(This article first appeared in the April-June 2018 issue of iMPACT, a magazine published by the Asia Society for Social Improvement and Sustainable Transformation. It has benefited from Swarna Rajagopalan’s feedback. We work together on the Education for Peace Initiative run by the Prajnya Trust in Chennai.)
Have you noticed that education is widely believed to be an uncontested indicator of development, whether you are talking to a policy wonk, a vegetable vendor, or a social entrepreneur? Unfortunately, the conversation about education is often too dominated by issues of access to make way for a rigorous consideration of quality.
We cannot afford to ignore the reality that skills in literacy and numeracy do not equip a person with the knowledge and disposition required to live peacefully in a globally connected world that is struggling with violent extremism. Going to school or completing a university education does not necessarily make a person appreciative of cultural diversity, or free of prejudices based on race and religion. It is not uncommon to read about people with college degrees being recruited to carry out terror attacks that result in mass murder.
This is where ‘peace education’ comes into the picture. Though it seems like a new-fangled concept, it shares continuities with the work that families, communities, educational institutions, social movements and spiritual traditions have been doing since a long time. The National Focus Group Position Paper on Education for Peace published by India’s National Council for Educational Research and Training in 2006 spells out that peace education involves “nurturing in students the social skills and outlook needed to live together in harmony,” “reinforcing social justice,” and “education as a catalyst for activating a democratic culture.”
These objectives seem beautifully aligned with the United Nations Sustainable Development Goals (SDGs) that lay out guidelines and targets to be adopted by all countries of the world by 2030. The SDGs emphasize quality education as well as peace, justice and strong institutions. They expect signatories to focus on education that promotes a culture of peace and non-violence, human rights, gender equality, global citizenship and appreciation of cultural diversity. They call for an end to all forms of violence against children including abuse, exploitation, trafficking, and torture. They also uphold the rule of law and protection of fundamental freedoms, apart from advocating for capacity building to prevent violence and combat terrorism and crime.
How can these seemingly lofty ideals be brought into the classroom? It would be unrealistic to expect all schools to carve out a separate slot in their timetable for ‘peace education’. A more pragmatic approach would be to integrate them into the culture of the educational institution itself by encouraging respectful communication between all individuals, rewarding behaviour that stands up against discrimination, and creating opportunities to address contemporary issues that are polarizing in nature. It is also possible to approach subject content through the lens of the values outlined above so that students can engage with them in context.
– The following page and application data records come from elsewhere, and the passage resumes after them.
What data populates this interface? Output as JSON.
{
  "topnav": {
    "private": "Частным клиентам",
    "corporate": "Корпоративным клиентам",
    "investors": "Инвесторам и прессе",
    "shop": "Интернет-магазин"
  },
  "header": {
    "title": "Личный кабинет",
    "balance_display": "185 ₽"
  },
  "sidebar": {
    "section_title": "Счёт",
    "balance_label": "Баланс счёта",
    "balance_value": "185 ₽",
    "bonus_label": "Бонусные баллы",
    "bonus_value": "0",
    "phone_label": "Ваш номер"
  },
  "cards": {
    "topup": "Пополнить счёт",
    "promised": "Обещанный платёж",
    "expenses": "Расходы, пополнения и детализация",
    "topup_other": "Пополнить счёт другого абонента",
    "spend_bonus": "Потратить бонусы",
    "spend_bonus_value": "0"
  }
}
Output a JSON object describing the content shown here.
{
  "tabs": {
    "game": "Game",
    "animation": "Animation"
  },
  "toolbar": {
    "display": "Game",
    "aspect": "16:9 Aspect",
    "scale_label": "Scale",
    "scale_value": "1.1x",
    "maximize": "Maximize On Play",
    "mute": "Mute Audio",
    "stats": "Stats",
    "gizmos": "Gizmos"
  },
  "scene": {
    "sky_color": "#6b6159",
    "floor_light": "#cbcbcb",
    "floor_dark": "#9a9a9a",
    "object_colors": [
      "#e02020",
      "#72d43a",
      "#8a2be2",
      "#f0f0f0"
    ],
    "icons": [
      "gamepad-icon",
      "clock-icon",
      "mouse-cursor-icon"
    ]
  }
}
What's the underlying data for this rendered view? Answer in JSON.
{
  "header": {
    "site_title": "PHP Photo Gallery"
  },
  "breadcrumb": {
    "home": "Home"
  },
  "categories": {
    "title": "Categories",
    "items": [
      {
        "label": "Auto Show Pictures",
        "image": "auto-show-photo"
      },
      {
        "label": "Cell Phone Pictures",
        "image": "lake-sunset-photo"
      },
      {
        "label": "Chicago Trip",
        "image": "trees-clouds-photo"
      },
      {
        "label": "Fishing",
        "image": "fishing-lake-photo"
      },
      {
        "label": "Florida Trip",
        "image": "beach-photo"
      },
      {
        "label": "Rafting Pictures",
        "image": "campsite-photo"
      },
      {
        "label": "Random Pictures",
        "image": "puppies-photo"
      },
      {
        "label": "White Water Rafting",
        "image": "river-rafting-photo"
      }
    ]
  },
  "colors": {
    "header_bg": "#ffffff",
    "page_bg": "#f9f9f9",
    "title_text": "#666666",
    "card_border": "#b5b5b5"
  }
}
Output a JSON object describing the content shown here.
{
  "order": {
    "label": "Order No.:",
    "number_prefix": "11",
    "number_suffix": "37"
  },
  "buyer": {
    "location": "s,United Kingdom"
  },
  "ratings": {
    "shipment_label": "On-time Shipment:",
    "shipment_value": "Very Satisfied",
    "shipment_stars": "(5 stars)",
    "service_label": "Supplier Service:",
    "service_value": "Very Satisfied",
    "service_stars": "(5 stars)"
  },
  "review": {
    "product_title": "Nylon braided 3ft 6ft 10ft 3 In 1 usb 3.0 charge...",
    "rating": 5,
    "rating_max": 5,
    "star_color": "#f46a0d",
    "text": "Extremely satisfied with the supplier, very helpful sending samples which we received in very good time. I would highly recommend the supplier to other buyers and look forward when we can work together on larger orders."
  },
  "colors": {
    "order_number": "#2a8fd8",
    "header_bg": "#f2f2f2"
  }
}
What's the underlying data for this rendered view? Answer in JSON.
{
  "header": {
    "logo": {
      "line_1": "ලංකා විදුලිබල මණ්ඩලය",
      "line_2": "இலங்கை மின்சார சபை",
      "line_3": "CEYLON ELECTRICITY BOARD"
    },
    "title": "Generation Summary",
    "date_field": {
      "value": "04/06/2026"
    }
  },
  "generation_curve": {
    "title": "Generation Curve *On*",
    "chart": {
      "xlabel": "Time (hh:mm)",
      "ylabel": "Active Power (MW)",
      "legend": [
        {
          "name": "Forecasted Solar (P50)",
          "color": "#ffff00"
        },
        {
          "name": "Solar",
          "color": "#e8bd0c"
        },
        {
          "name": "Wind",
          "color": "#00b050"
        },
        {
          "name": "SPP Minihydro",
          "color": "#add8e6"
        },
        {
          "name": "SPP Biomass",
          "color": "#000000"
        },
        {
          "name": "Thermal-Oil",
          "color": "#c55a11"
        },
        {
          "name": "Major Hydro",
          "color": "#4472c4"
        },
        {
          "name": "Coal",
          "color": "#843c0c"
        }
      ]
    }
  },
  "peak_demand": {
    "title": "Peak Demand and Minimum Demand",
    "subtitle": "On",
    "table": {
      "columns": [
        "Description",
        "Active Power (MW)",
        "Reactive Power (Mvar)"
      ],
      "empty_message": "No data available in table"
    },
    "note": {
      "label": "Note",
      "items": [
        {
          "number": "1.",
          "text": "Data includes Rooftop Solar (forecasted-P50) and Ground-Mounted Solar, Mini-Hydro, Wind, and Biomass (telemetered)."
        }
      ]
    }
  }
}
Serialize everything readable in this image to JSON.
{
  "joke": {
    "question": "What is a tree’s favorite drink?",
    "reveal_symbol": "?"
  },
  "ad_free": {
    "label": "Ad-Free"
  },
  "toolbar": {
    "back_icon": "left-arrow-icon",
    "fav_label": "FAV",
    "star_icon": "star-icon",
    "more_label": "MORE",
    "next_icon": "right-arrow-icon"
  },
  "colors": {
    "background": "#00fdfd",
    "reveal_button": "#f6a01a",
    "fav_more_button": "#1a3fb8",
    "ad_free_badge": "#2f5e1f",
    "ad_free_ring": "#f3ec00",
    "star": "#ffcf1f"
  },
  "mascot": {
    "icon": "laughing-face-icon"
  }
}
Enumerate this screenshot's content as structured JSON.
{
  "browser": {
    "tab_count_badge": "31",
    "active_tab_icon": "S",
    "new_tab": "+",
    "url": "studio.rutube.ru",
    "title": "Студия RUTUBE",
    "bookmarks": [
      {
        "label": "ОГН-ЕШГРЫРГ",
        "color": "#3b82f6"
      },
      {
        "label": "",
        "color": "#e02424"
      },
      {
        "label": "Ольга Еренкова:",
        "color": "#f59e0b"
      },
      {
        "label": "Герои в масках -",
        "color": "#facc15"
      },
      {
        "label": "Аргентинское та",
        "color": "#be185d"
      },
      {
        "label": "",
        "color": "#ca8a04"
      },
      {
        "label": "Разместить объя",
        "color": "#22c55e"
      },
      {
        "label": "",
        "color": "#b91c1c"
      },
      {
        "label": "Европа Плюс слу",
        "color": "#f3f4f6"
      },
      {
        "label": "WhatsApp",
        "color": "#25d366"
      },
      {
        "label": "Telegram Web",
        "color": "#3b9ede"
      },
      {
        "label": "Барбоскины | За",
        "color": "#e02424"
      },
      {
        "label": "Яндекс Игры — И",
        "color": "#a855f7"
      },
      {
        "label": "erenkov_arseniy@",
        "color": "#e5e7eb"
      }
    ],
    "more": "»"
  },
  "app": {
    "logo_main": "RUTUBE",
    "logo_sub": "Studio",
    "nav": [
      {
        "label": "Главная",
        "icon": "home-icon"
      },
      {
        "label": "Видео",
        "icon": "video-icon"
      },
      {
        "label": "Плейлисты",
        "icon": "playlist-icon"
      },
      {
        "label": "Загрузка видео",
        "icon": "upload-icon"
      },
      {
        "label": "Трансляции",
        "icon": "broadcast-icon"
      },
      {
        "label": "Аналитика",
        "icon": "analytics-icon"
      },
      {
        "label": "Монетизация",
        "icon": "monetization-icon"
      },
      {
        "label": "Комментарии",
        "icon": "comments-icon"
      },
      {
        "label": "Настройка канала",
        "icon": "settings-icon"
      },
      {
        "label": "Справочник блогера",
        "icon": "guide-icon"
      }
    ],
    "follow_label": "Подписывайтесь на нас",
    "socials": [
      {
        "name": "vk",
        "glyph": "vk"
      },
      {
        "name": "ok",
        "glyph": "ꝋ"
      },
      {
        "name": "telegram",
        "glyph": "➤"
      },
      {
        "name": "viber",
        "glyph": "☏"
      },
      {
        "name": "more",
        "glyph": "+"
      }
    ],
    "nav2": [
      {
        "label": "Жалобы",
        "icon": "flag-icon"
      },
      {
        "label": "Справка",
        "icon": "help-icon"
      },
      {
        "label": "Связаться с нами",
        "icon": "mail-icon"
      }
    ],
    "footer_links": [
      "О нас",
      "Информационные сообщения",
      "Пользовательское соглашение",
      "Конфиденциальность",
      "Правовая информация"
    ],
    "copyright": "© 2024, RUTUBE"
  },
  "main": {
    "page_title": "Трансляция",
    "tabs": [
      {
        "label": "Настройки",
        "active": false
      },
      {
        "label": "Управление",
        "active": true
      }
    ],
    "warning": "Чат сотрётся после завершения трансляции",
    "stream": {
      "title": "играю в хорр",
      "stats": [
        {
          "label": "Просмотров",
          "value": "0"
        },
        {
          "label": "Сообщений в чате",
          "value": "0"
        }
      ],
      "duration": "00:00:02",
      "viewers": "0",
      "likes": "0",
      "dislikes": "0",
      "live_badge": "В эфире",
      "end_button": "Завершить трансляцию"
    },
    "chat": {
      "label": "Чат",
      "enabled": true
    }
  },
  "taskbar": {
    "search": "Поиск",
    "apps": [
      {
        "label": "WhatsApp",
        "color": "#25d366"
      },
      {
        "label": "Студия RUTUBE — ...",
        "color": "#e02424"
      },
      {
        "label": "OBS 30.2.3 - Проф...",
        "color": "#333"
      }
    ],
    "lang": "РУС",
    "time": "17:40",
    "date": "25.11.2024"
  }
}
Peace education cannot manifest into reality without pre-service teacher training and in-service professional development that begin with an introduction to peace education, followed by a deep dive into topics such as stereotyping, conflict resolution and non-violent communication. It is equally important to focus on the pedagogical approaches that foster creativity and invite participants to embrace challenge. Peace education would be terribly boring if done through the lecture method. What makes it come alive is a mix of hands-on activities, games, theatre exercises, and audio-visual learning experiences that are followed by reflection and discussion.
Teachers are experts on their own classrooms, so it is disrespectful to talk down to them. What they need is some support in building a critical awareness of their own context and teaching practice, and thinking of ways in which they can model compassion, nurture dialogue, facilitate co-operation, draw in multiple perspectives, allow for democratic decision-making, include the excluded, and offer alternatives to violence.
Peace education is not the responsibility of classroom teachers alone but also includes workshop facilitators, librarians, community workers, development professionals, policy makers, parents, and others who engage closely with children and young people in formal and informal learning spaces. They can learn from each other, share resources, collaborate, and grow stronger from being nourished by a community. Development can take place only if we invest time and energy into being better allies for a peaceful world.